* Records to use *
---

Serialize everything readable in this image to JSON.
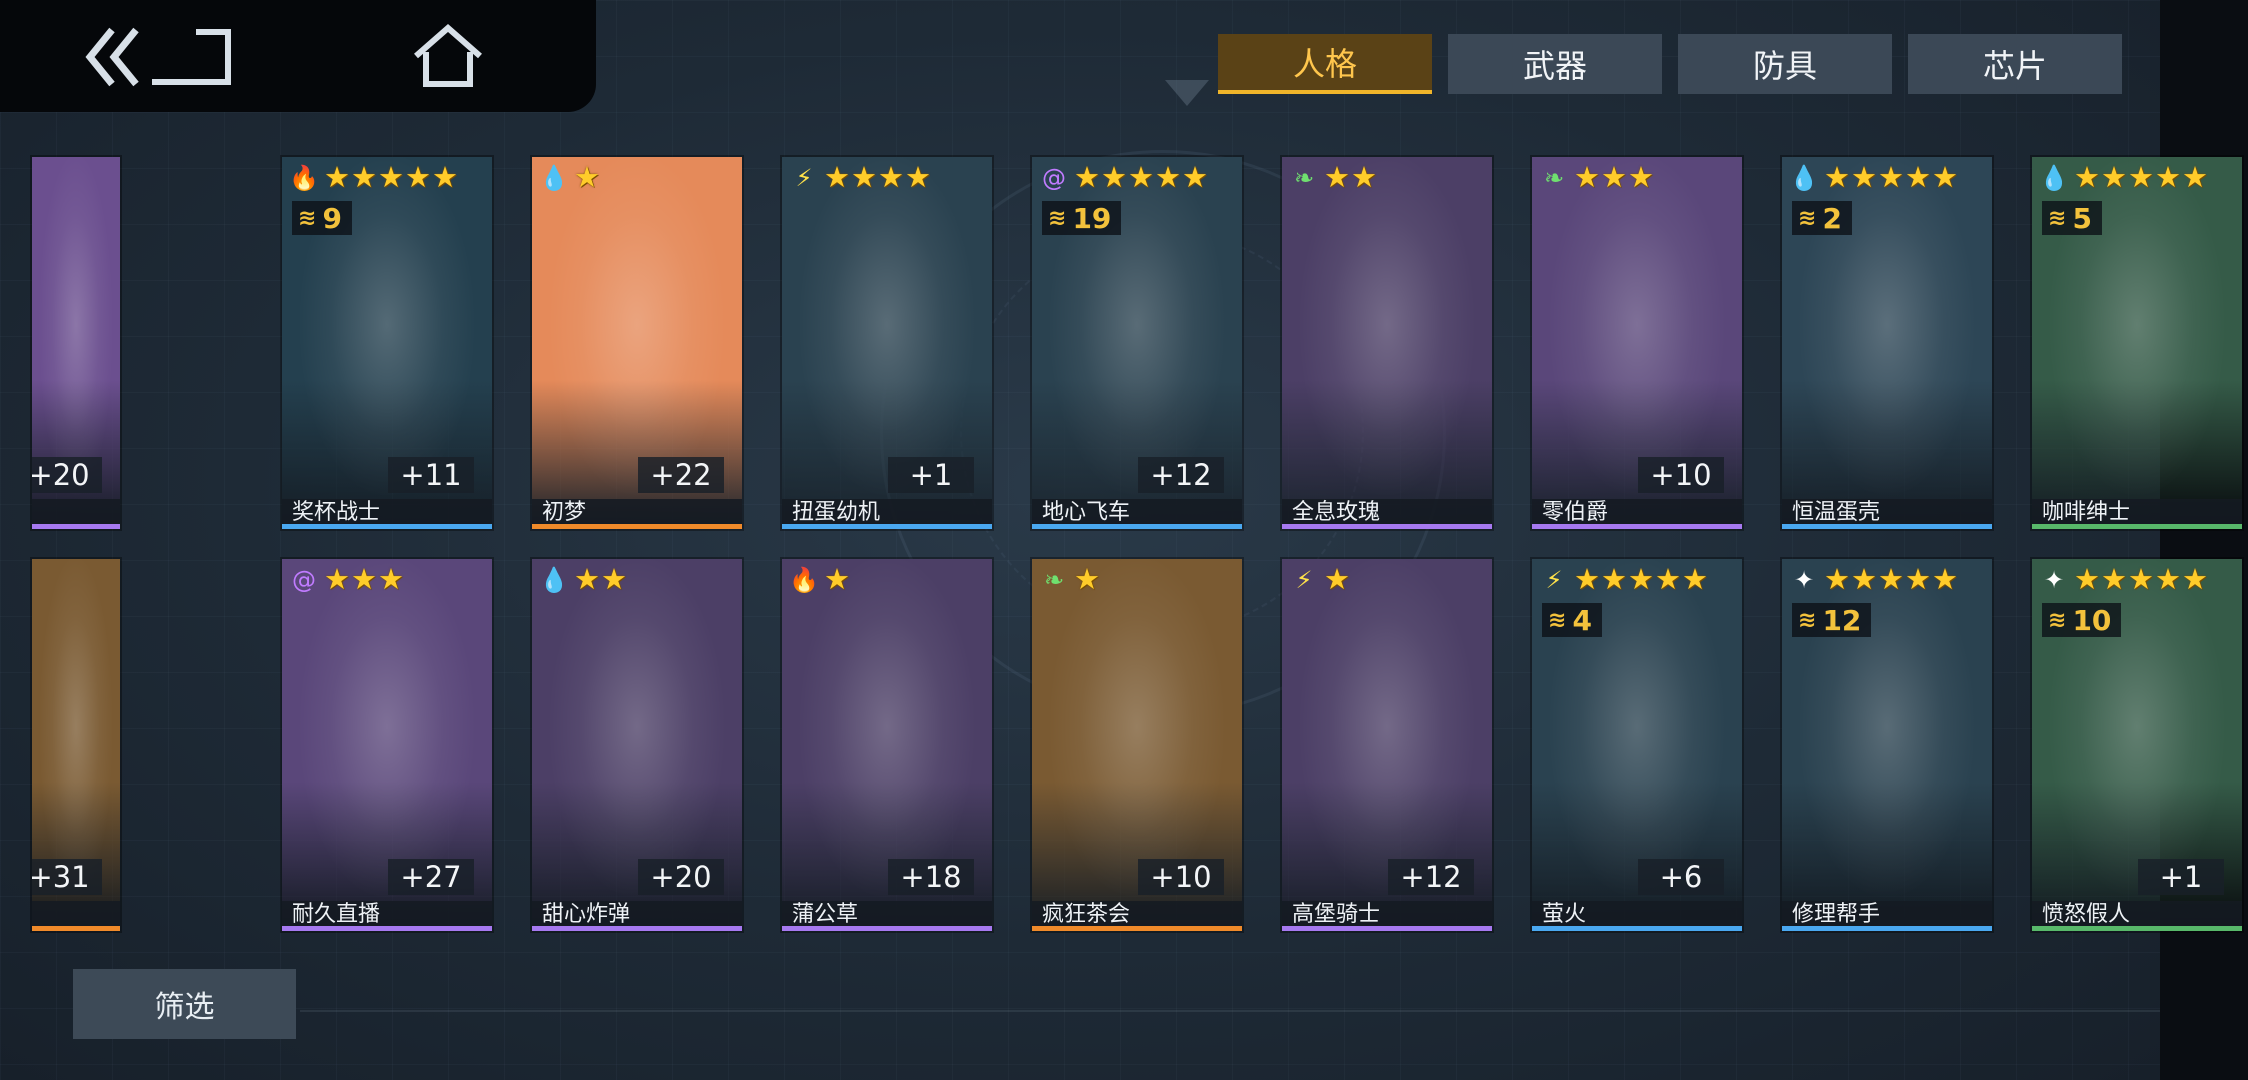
{
  "topbar": {
    "back_icon": "double-chevron-back-icon",
    "home_icon": "home-icon"
  },
  "tabs": [
    {
      "label": "人格",
      "active": true
    },
    {
      "label": "武器",
      "active": false
    },
    {
      "label": "防具",
      "active": false
    },
    {
      "label": "芯片",
      "active": false
    }
  ],
  "cards": [
    {
      "name": "",
      "stars": 0,
      "element": "",
      "stack": "",
      "level": "+20",
      "bg": "#6b4f8f",
      "border": "purple",
      "partial": true
    },
    {
      "name": "奖杯战士",
      "stars": 5,
      "element": "fire",
      "stack": "9",
      "level": "+11",
      "bg": "#24404f",
      "border": "blue"
    },
    {
      "name": "初梦",
      "stars": 1,
      "element": "water",
      "stack": "",
      "level": "+22",
      "bg": "#e58a5a",
      "border": "orange"
    },
    {
      "name": "扭蛋幼机",
      "stars": 4,
      "element": "thunder",
      "stack": "",
      "level": "+1",
      "bg": "#2a4250",
      "border": "blue"
    },
    {
      "name": "地心飞车",
      "stars": 5,
      "element": "spiral",
      "stack": "19",
      "level": "+12",
      "bg": "#2a4250",
      "border": "blue"
    },
    {
      "name": "全息玫瑰",
      "stars": 2,
      "element": "leaf",
      "stack": "",
      "level": "",
      "bg": "#4c3f66",
      "border": "purple"
    },
    {
      "name": "零伯爵",
      "stars": 3,
      "element": "leaf",
      "stack": "",
      "level": "+10",
      "bg": "#5a477a",
      "border": "purple"
    },
    {
      "name": "恒温蛋壳",
      "stars": 5,
      "element": "water",
      "stack": "2",
      "level": "",
      "bg": "#2d4656",
      "border": "blue"
    },
    {
      "name": "咖啡绅士",
      "stars": 5,
      "element": "water",
      "stack": "5",
      "level": "",
      "bg": "#355b48",
      "border": "green"
    },
    {
      "name": "",
      "stars": 0,
      "element": "",
      "stack": "",
      "level": "+31",
      "bg": "#7a5a32",
      "border": "orange",
      "partial": true
    },
    {
      "name": "耐久直播",
      "stars": 3,
      "element": "spiral",
      "stack": "",
      "level": "+27",
      "bg": "#5a477a",
      "border": "purple"
    },
    {
      "name": "甜心炸弹",
      "stars": 2,
      "element": "water",
      "stack": "",
      "level": "+20",
      "bg": "#4c3f66",
      "border": "purple"
    },
    {
      "name": "蒲公草",
      "stars": 1,
      "element": "fire",
      "stack": "",
      "level": "+18",
      "bg": "#4c3f66",
      "border": "purple"
    },
    {
      "name": "疯狂茶会",
      "stars": 1,
      "element": "leaf",
      "stack": "",
      "level": "+10",
      "bg": "#7a5a32",
      "border": "orange"
    },
    {
      "name": "高堡骑士",
      "stars": 1,
      "element": "thunder",
      "stack": "",
      "level": "+12",
      "bg": "#4c3f66",
      "border": "purple"
    },
    {
      "name": "萤火",
      "stars": 5,
      "element": "thunder",
      "stack": "4",
      "level": "+6",
      "bg": "#2a4250",
      "border": "blue"
    },
    {
      "name": "修理帮手",
      "stars": 5,
      "element": "light",
      "stack": "12",
      "level": "",
      "bg": "#2a4250",
      "border": "blue"
    },
    {
      "name": "愤怒假人",
      "stars": 5,
      "element": "light",
      "stack": "10",
      "level": "+1",
      "bg": "#355b48",
      "border": "green"
    }
  ],
  "element_glyphs": {
    "fire": {
      "glyph": "🔥",
      "color": "#ff5a3a"
    },
    "water": {
      "glyph": "💧",
      "color": "#5ab8ff"
    },
    "thunder": {
      "glyph": "⚡",
      "color": "#ffe24a"
    },
    "spiral": {
      "glyph": "@",
      "color": "#c07bff"
    },
    "leaf": {
      "glyph": "❧",
      "color": "#6fe06f"
    },
    "light": {
      "glyph": "✦",
      "color": "#ffffff"
    }
  },
  "filter": {
    "label": "筛选"
  }
}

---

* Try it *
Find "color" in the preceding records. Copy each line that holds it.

* The answer *
      "color": "#ff5a3a"
      "color": "#5ab8ff"
      "color": "#ffe24a"
      "color": "#c07bff"
      "color": "#6fe06f"
      "color": "#ffffff"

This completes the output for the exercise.